Unless you or someone close to you has been victimized or affected by the crime of human trafficking, its horrors might seem difficult to grasp. It can come across like one of those problems so insidious, so under the radar, that as much as we’d like to see it eradicated, the perpetrators are extremely adept at hiding in the darkness—just like the cockroaches they are.
But that is not about to stop lawmakers in Richmond from writing legislation designed to combat it. At least five anti-human-trafficking bills have been introduced in the current General Assembly session. Still alive are a couple of bills that aim to establish new felonies and penalties for those convicted of such crimes. Another would establish a commission to study the problem.

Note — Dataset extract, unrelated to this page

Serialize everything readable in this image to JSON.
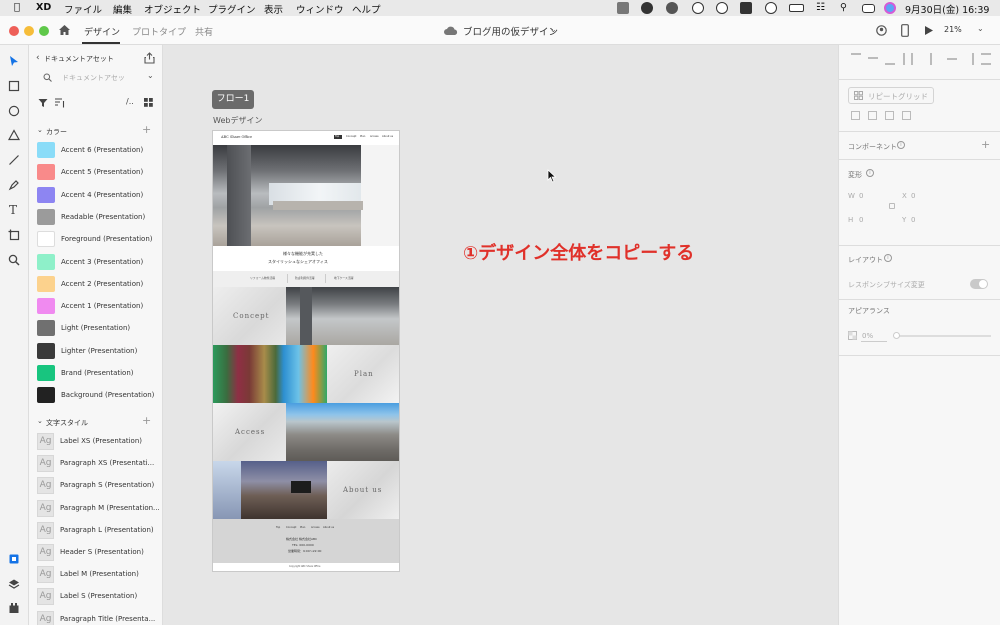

Last year as many as a half-dozen bills were introduced, but evidently the only one to make it across the governor’s desk called for specific guidelines for law enforcement officers to follow when investigating trafficking and identifying its victims. In most cases, the victims of human trafficking are forced into the commercial sex industry or coerced labor that is often described as slavery.
Several lawmakers, both Democratic and Republican, have become perennial patrons of anti-trafficking legislation, such as Sens. John Edwards (D–Roanoke), Mark Obenshain (R–Harrisonburg) and Adam Ebbin (D–Alexandria), and Dels. Timothy Hugo (R–Centreville), Jennifer McClellan (D–Richmond) and Ronald Villanueva (R–Virginia Beach).
Clearly these members have committed themselves to finding the proper legislative channels that will give law enforcement the upper hand in finding and locking up the vermin who would exploit the most vulnerable young people—those looking to escape troubled home environments, those who may already have mental health issues and those who can simply be lured away and taken against their will.
Virginia had the nation’s fifth-highest number of confirmed human trafficking cases in 2014 with 128. Across the country some 3,840 cases were reported, according to the National Human Trafficking Resource Center.
The center describes trafficking as “a form of modern-day slavery in which traffickers use force, fraud, or coercion to control victims for the purpose of engaging in commercial sex acts or labor services against his/her will.”
Trafficking continues in the U.S. and Virginia because it is seen by its transgressors as a source of easy money with little risk involved. Tougher anti-trafficking laws and harsher penalties can send a message via those who do get caught and convicted that these bad guys won’t be getting out, or back in the business, for a very, very long time.
That should be something the entire General Assembly understands. From the lengthy, bipartisan patron lists associated with trafficking legislation, many lawmakers already do.